I am concerned about what the Sept. 11 commission has not said in its interim reports about the emergency response in the Washington area on the day of the Pentagon attack.
My wife worked in Crystal City and was caught for more than three hours in the debris plume from the plane crash and fire. She has suffered physical and emotional problems since, most likely -- according to her doctors -- as the result of exposure to some unknown toxic materials released by the plane crashing into the Pentagon.
Some urgent issues must be addressed concerning emergency response in the metro area. They include:
The lack of a coherent evacuation procedure.
Thousands of people may have been exposed to toxic substances on Sept. 11, 2001, in addition to the obviously increased chances of traffic accidents, panic and other secondary effects. Certainly, staying inside for a few hours would have been safer than what happened.
Slow and uncoordinated medical response.
Many seriously injured victims from the Pentagon arrived at Virginia Hospital Center via private vehicles. People apparently gave up on waiting for ambulances or could not find out when to expect them.
Information available via the media inflamed the situation. Rumors of additional attacks were reported -- especially the frequently repeated story about a car bomb on Capitol Hill. People evacuated areas that were not in danger, adding to the congestion and exposure for those who were affected by the attack.
Breakdown of cellular networks.
Cell phones were almost useless, as undamaged networks promptly overloaded. People's inability to communicate via cell phone added to their anxiety and probably led to poor choices about when and how to flee.
Lack of information about hazardous materials released by the fire.
The difficulty the Arlington Fire Department had in obtaining a full list of hazardous materials potentially involved in the Pentagon fire is a general problem with federal classified facilities protected by metropolitan fire departments. This difficulty needs to be resolved for the safety of the surrounding populace, as firefighting efforts could have increased and accelerated the release of hazardous materials.

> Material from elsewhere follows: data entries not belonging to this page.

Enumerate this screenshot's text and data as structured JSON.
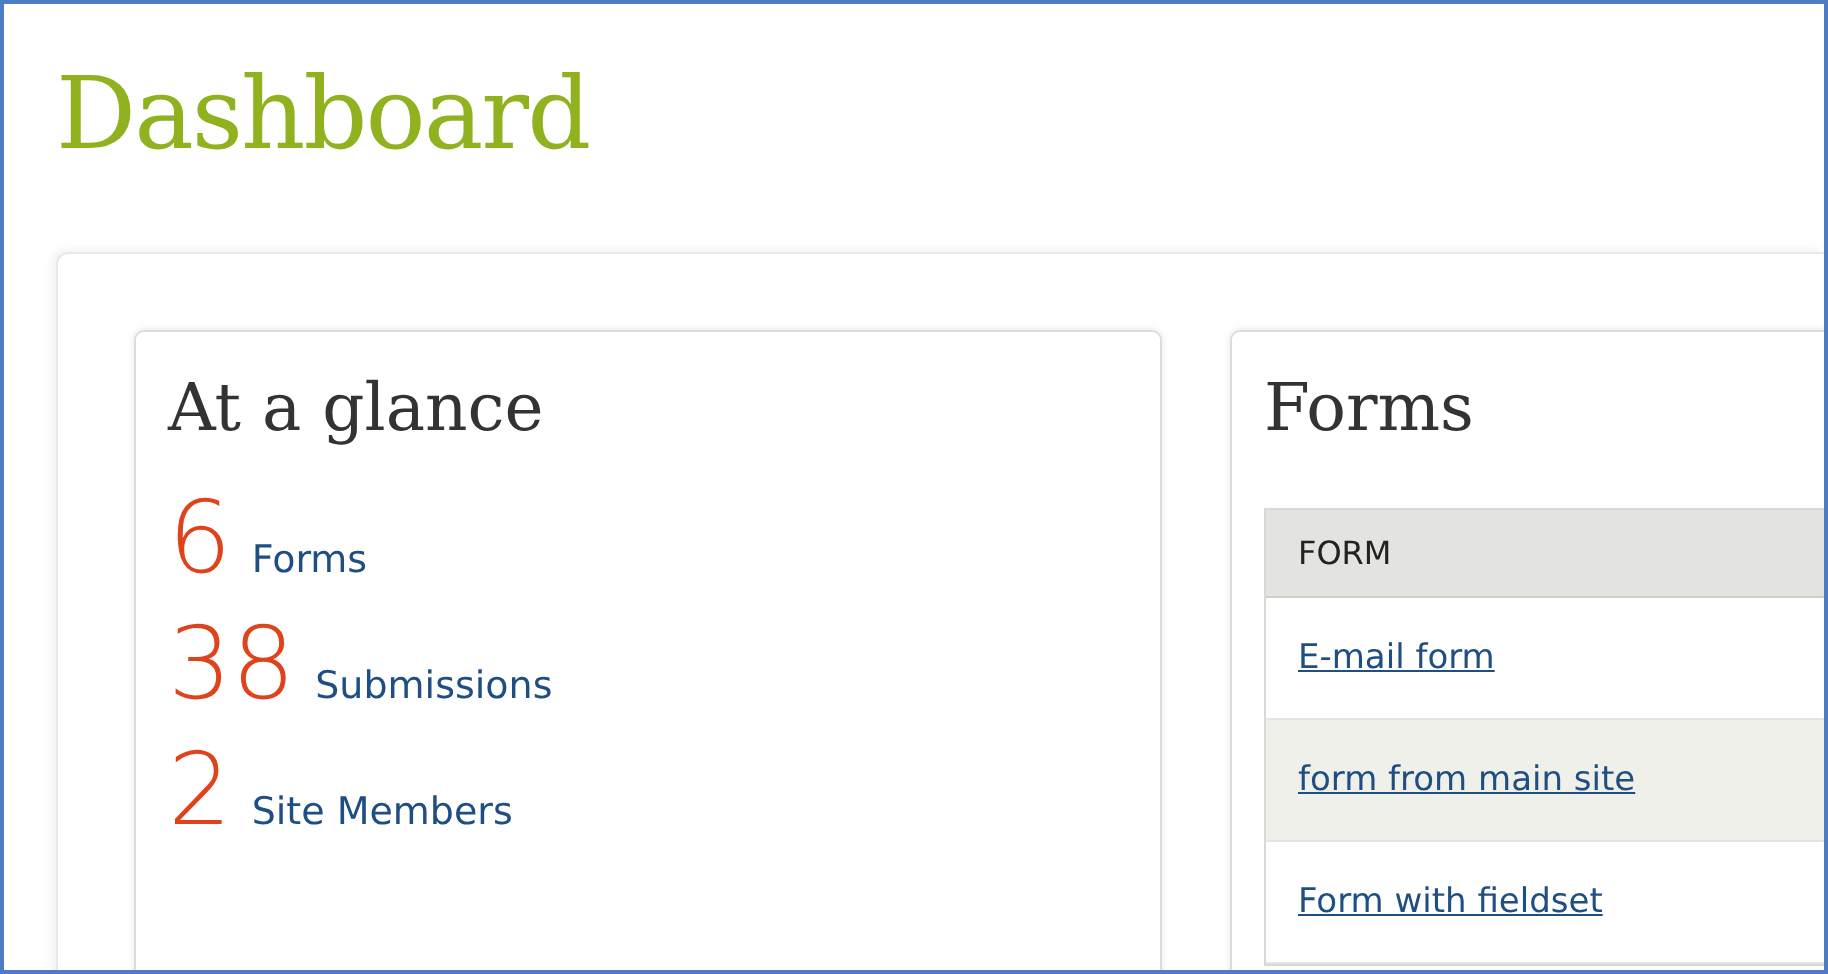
{
  "page": {
    "title": "Dashboard"
  },
  "at_a_glance": {
    "title": "At a glance",
    "stats": [
      {
        "count": "6",
        "label": "Forms"
      },
      {
        "count": "38",
        "label": "Submissions"
      },
      {
        "count": "2",
        "label": "Site Members"
      }
    ]
  },
  "forms": {
    "title": "Forms",
    "table": {
      "columns": [
        "FORM"
      ],
      "rows": [
        [
          "E-mail form"
        ],
        [
          "form from main site"
        ],
        [
          "Form with fieldset"
        ]
      ]
    }
  }
}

Lack of follow-up information and reporting regarding exposure to hazardous materials.
There was and is no protocol for recording cases of respiratory, digestive or other physical distress that could have resulted from toxic exposure.

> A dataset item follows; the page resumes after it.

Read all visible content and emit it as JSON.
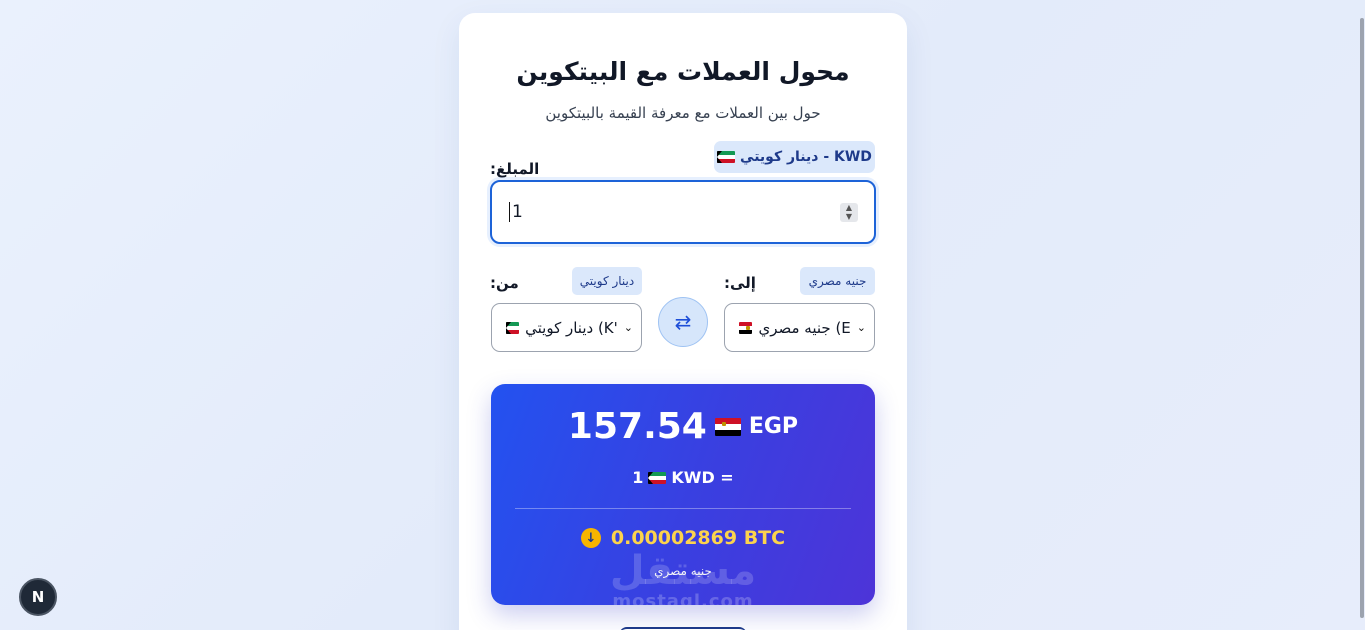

Lack of monitoring or reporting of mental health consequences.
There was not and is not any coherent way of recording and connecting presentations of emotional symptoms that might be related to the traumatic event. Some people with no prior history of mental disorders may have experienced psychotic states because of heavy metal exposure; we will never know.
Victims with psychological symptoms and no prior psychological treatment tend to turn to faith-based counselors. This was the case in the Oklahoma City bombing, where many people sought counseling only many months later. Faith-based providers need better information about helping victims of traumatic events, and they should be encouraged to report (to some central agency such as the Centers for Disease Control and Prevention, with proper safeguards) clusters of people presenting similar symptoms.
Poor dissemination of information about what services were available.
The information available to victims concerning what services they might obtain was poor, scattered and inconsistent. So were the mechanisms for collecting information about the quality of services that people did receive. My wife was offered free grief counseling while still in the hospital, when she was overwhelmed by her physical problems; later, when she was ready for counseling, she could not find it.
Overly restrictive criteria for offering services.
My wife was denied counseling services on several occasions because she was not officially a victim of the crash since she wasn't in the Pentagon itself. People emotionally affected by proximity to the event should be eligible for trauma counseling and, in some cases, screening for exposure to toxic substances.
By 11 a.m. Sept. 12, Arlington police were issuing parking tickets to vehicles parked in safe places, not blocking traffic, but with expired meters. This enforcement action hardly can be called helpful.
Uncoordinated, poorly justified, hasty responses to assumed needs.
The large amounts of money disbursed to state and local governments for "improving emergency response capabilities" within the year after Sept. 11, 2001, preceded any analysis of where improvements were most needed. Were these disbursements mostly wasted?
For example, having four to six more federal biohazard teams probably would increase quick-response capability to a bioterror event much more than the large expenditures localities received with the vague direction, "do something to improve your emergency medical capabilities."
The Sept. 11 commission has done valuable work. However, much remains to be done. Congress and the administration must focus on what we need to learn, and the media and the public need to follow up to make sure that the needed improvements occur.
-- Douglas A. Samuelson
is a former federal policy analyst
with experience in emergency planning.